Kevin Ohl graduated from Michigan State with a B.S. in Computer Science in 1978 and an MBA in Accounting in 1981. He passed the CPA examination in May 1981 and although he focuses primarily on business and technology consulting, he is a CPA registered in the State of Illinois. Photo of Kevin J. OhlIn July 1981, Kevin joined Crowe Chizek and Company LLC, a leading provider of assurance, consulting, risk management, tax and technology services to large and middle-market public companies and large privately-held businesses. He is currently an Executive with Crowe Chizek and Company LLC and serves on the Executive Board of Crowe Chizek. Kevin assists clients with developing technology strategy, supervises projects related to implementation of business processes and systems, with a primary focus in the state and local government sector. Kevin has been active in industry groups and on advisory boards to various technology vendors. He has been active in charitable organizations, serving in leadership roles for Public Television and United Way. He is currently a member of the Executive Board of the Cornerstone Foundation in Chicago, Illinois. Kevin was heavily involved with the Computer Science Department even before becoming an active alumnus. He served in a number of roles as an undergraduate, beginning as a teaching assistant during his sophomore year and eventually becoming a course administrator for the entry level computer science courses. Upon entering his MBA program, Kevin assumed instructional responsibility for these entry-level courses and also taught COBOL Programming. Finally, Kevin served as a non-faculty representative on the Computer Science Department's Curriculum Committee. Kevin is an "engaged alumnus". He serves on the CSE Department's Strategic Partner Council and on the College of Engineering's Alumni Board. He works actively with the CSE Department presenting to classes and participating in extracurricular events. He also has been a key participant in the CSE Department's semi-annual graduation receptions with his remarks from an alumni perspective. Kevin and his wife Sue are Hannah Society members and he continually advocates for MSU both within and outside of Crowe Chizek. He was responsible for organizing an annual contribution from the MSU alumni at Crowe Chizek and Company LLC; this contribution has resulted in an endowed scholarship fund that awards annual scholarships to CSE students.

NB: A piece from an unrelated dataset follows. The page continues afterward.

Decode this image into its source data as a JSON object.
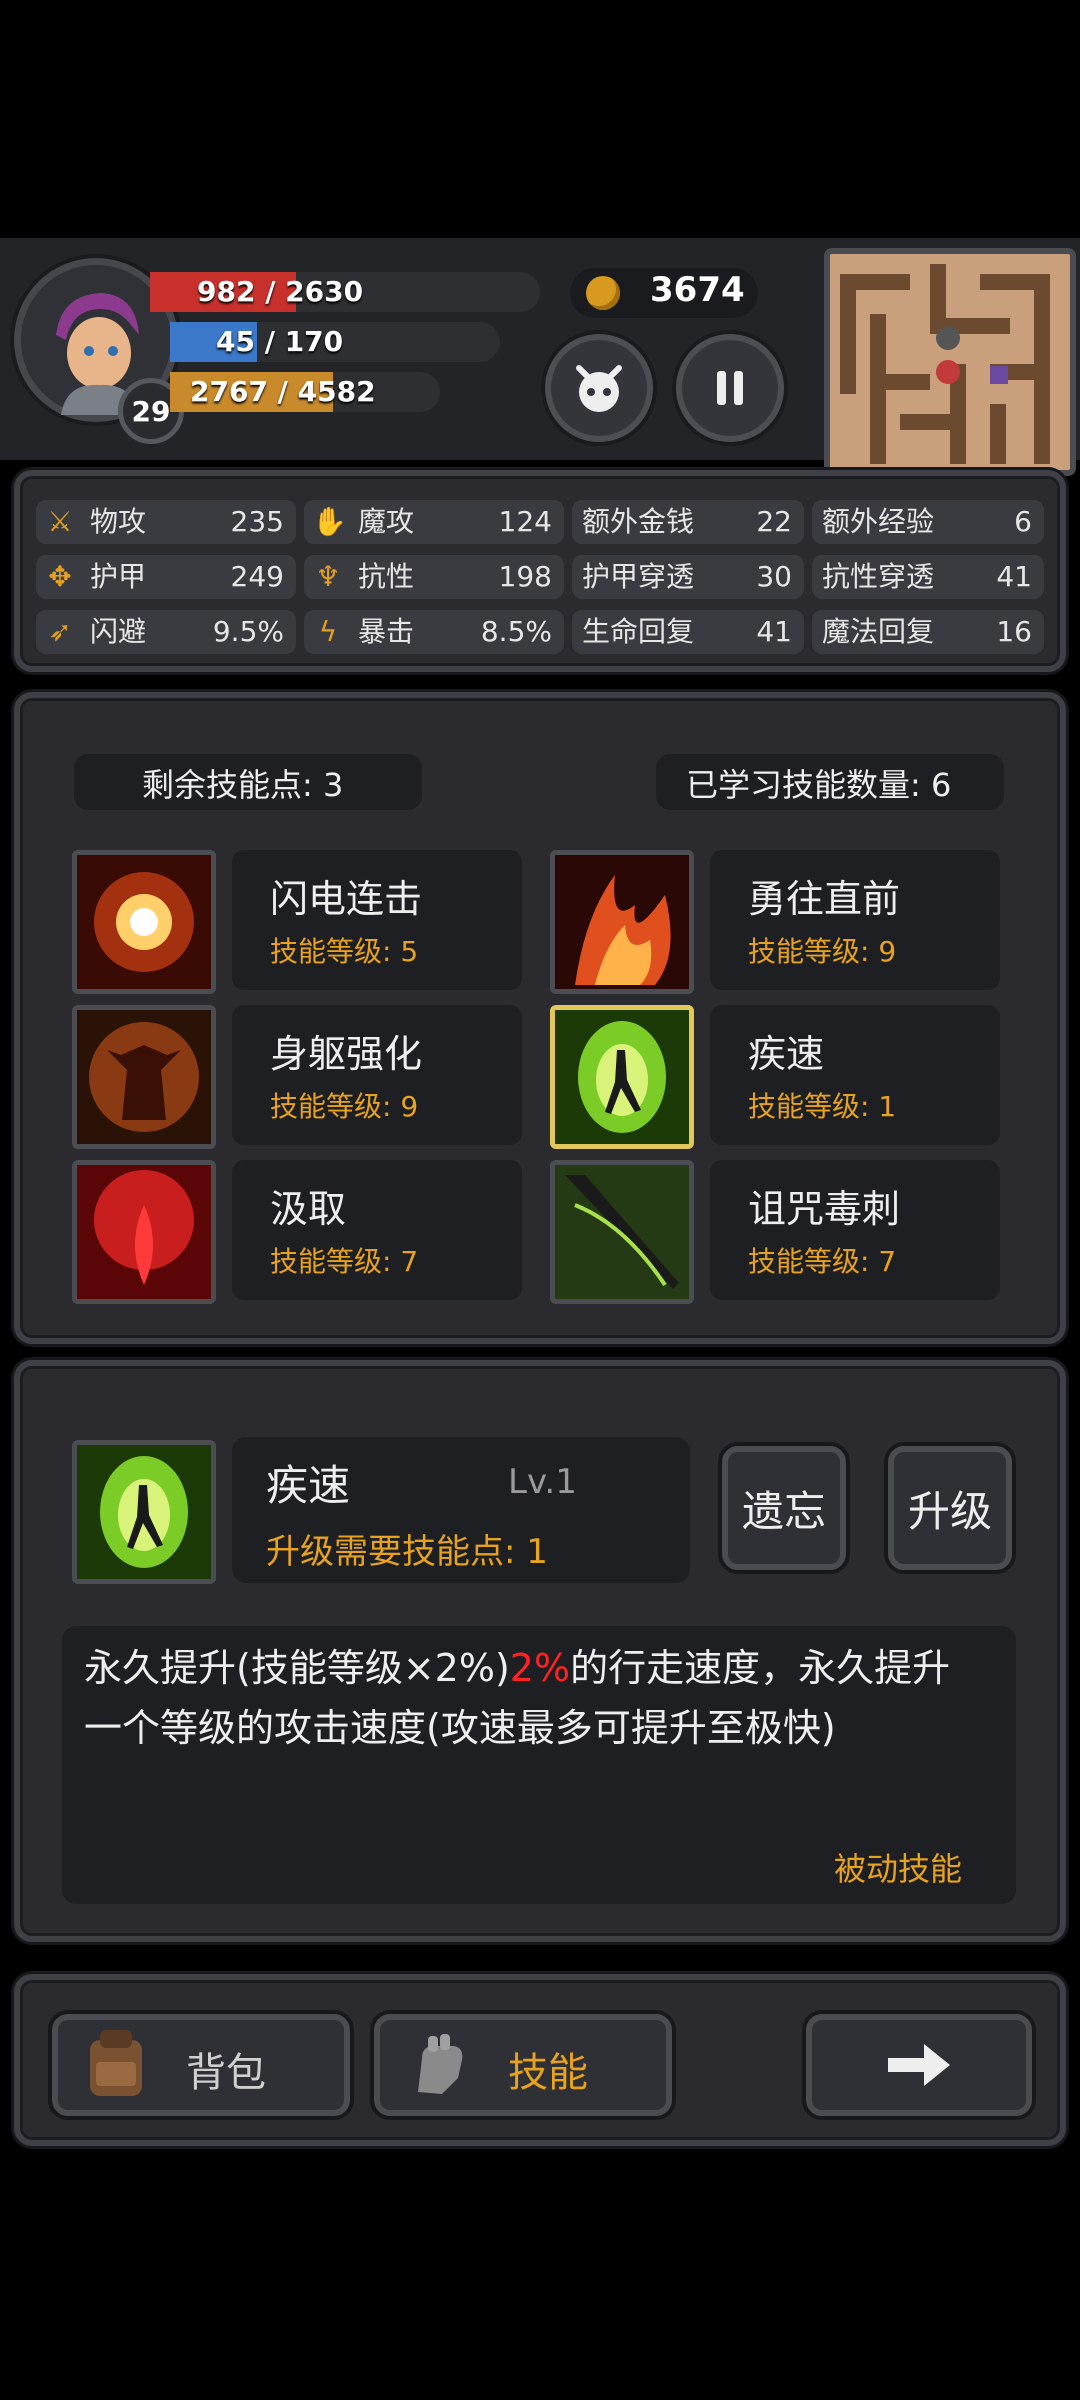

Kevin also established the Emerson and Dorothy Ohl Scholarship Fund for a similar purpose. Kevin was the recipient of the 2004 CSE Department Distinguished Alumni Award.